Within the first half hour or so we found ourselves navigating several wet crossings. Nothing too difficult this first day...but the continual on and off of shoes and socks slowed our pace some. Not to worry though, we enjoyed every minute and embraced the adventure.
Arkansas features some of the prettiest backdrops in this part of the country. How can you argue with that green water?!?
Hiker by a hiker sign.
Sometimes nature lends a hand.
Seriously...this photo is in Arkansas. The water was so pretty!
So pretty that I needed two pics in the blog just to emphasize the point.
Camp One - we had a nice fire and some well-deserved dinner.
Blackberry Lemonade makes me happy! (So did the booze we added....maybe it was just the booze)
Sunny overlooks on day two.
Another wet crossing...another shoe exchange.
Meadow cruise. This loop really offers a wide variety of terrain.
More sunny views of the ridgeline.
Rounding a bend...ticking off the miles.
Evening sunlight over more gorgeous water.
Camp two. My job was to take photos while Erin made dinner. Maybe I was supposed to help make dinner. (She was nice and shared).
Brekkie on day three - hot banana and blueberry granola, coffee for Erin (gross), hot chocolate for Byron (tasty), Rum Chata in both (appropriate).
Mas agua muy bonita.
Little Missouri Falls - very pretty and flowing well from the recent rains! I have a LOT of pics here.

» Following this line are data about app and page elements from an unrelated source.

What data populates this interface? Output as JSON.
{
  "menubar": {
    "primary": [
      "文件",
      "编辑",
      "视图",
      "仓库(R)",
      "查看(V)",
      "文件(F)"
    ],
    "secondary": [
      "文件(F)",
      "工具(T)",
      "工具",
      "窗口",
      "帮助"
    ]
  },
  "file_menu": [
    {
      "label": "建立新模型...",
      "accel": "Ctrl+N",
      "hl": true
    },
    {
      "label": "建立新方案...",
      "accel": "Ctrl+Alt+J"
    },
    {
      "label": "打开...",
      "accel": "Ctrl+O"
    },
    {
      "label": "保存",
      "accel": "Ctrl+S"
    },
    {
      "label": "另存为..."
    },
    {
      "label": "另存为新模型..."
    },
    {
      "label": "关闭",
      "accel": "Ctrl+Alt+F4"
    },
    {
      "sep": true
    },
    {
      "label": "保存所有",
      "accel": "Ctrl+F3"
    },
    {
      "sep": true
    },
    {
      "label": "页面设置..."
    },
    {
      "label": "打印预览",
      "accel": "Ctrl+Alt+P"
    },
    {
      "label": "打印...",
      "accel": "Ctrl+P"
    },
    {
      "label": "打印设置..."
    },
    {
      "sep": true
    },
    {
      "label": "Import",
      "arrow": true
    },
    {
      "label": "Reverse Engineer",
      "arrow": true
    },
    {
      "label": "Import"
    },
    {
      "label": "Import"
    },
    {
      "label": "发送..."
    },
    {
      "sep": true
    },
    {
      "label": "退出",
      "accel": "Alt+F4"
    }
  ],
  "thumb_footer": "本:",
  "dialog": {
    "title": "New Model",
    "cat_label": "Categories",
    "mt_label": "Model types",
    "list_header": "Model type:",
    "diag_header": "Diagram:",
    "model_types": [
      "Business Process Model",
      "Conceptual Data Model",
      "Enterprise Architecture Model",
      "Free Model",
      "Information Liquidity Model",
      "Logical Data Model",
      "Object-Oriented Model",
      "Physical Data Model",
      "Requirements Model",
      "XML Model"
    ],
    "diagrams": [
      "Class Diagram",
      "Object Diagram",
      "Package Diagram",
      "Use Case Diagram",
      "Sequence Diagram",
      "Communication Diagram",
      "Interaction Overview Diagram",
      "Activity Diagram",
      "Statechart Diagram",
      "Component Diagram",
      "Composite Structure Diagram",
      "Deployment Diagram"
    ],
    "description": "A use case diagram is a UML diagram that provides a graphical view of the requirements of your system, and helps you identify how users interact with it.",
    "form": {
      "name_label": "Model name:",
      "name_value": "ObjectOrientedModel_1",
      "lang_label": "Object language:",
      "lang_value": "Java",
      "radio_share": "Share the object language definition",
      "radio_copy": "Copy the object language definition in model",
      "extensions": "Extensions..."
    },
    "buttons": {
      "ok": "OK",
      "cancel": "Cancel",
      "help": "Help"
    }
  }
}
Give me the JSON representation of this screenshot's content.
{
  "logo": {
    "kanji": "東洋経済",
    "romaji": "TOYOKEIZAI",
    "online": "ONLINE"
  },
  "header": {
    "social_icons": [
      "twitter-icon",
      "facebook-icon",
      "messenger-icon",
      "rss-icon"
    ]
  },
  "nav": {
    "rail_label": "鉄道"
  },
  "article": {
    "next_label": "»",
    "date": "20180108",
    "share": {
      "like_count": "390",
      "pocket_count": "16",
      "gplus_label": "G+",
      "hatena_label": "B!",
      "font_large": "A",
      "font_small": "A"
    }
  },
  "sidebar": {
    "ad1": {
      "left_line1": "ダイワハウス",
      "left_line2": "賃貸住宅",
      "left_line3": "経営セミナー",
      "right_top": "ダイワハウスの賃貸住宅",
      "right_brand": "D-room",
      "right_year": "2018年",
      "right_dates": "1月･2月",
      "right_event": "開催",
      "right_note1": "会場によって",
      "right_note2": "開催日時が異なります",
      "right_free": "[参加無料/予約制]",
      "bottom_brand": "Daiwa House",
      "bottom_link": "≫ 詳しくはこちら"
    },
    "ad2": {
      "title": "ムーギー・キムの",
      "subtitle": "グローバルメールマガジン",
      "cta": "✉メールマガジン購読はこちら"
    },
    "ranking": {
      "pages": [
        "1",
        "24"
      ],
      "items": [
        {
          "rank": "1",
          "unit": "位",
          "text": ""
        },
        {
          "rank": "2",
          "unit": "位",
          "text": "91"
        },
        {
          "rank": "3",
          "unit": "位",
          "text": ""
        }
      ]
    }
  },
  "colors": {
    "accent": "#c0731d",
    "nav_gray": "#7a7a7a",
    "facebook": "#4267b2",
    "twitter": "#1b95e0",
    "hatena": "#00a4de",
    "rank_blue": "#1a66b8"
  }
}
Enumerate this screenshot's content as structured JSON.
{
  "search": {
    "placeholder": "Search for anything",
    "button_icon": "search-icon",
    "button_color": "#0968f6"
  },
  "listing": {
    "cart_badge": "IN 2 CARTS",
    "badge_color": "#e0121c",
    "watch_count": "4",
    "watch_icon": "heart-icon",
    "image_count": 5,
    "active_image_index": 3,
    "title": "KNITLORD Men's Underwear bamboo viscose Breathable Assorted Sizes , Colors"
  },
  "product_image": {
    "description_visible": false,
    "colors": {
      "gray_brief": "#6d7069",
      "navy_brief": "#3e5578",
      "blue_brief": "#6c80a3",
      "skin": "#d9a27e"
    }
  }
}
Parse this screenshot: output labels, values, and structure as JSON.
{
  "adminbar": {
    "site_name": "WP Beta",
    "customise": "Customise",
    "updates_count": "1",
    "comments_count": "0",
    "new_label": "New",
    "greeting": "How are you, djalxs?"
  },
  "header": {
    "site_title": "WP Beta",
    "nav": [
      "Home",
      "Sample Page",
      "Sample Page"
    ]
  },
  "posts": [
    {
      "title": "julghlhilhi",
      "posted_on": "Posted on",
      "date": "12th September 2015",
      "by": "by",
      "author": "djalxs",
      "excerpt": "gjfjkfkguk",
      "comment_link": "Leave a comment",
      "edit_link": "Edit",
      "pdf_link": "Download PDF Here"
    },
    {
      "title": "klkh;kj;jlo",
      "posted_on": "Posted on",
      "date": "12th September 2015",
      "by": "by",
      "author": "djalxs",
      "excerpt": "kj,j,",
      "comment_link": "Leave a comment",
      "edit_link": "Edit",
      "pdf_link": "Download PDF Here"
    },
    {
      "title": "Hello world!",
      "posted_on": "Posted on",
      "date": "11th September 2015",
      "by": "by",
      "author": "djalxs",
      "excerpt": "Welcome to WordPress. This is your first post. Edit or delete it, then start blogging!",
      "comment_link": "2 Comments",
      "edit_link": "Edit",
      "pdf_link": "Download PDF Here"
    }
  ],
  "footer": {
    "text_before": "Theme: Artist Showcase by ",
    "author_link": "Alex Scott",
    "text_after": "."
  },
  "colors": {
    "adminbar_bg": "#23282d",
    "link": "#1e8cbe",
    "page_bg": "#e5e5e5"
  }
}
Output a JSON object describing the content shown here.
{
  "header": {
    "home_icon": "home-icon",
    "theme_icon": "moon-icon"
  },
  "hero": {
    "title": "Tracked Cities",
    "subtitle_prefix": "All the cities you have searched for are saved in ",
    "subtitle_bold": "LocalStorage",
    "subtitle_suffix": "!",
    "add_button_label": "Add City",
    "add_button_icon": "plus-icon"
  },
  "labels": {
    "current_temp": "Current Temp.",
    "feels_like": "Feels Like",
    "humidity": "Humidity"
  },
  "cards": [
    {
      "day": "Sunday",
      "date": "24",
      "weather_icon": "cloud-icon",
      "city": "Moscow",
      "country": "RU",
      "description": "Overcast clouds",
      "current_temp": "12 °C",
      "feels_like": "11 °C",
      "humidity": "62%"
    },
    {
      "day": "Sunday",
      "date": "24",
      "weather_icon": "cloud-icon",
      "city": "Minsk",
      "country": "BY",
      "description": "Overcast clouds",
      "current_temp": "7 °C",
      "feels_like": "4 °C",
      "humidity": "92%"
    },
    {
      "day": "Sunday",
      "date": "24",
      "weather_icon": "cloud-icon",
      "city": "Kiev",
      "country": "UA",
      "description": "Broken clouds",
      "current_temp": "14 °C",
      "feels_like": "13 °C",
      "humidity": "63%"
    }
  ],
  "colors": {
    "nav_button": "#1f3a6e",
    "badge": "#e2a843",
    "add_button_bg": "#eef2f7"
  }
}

One final wet crossing for the trip. If you’ve seen my Facebook page, you may remember there’s a hidden item in this pic.
Success! We had a nice stroll on day three...a few wet crossings but nothing to raise an eyebrow at. It was a great loop and comes highly recommended! Erin rolled along like a pro and we really had a great time enjoying nature.
Next of course - celebration beers!
After a quick swim to chisel off the first layer of funk, we changed into real clothes for a riverside hang. However...before any of that...we stashed some room-temp beer in the cold Arkansas water. Nature took care of the rest. A quick reconnaissance mission yielded cold beer in hand.
Cheers to hiking and to lowgiene!
We sat on the bridge soaking the sun, watching the water, snacking some cheese, sipping some brews, and wrestling with the idea of having to drive back to the world of responsibilities. Being able to escape from the daily makes the little things even sweeter.
Sunset on the return drive, Muse, OK. Find that one on the map!
The Eagle Rock Loop was a great hike for anyone looking to get away for a weekend! If you'd like any tips or further info, feel free to contact me via Facebook, Instagram, or email!
Now go outside before the heat rolls in!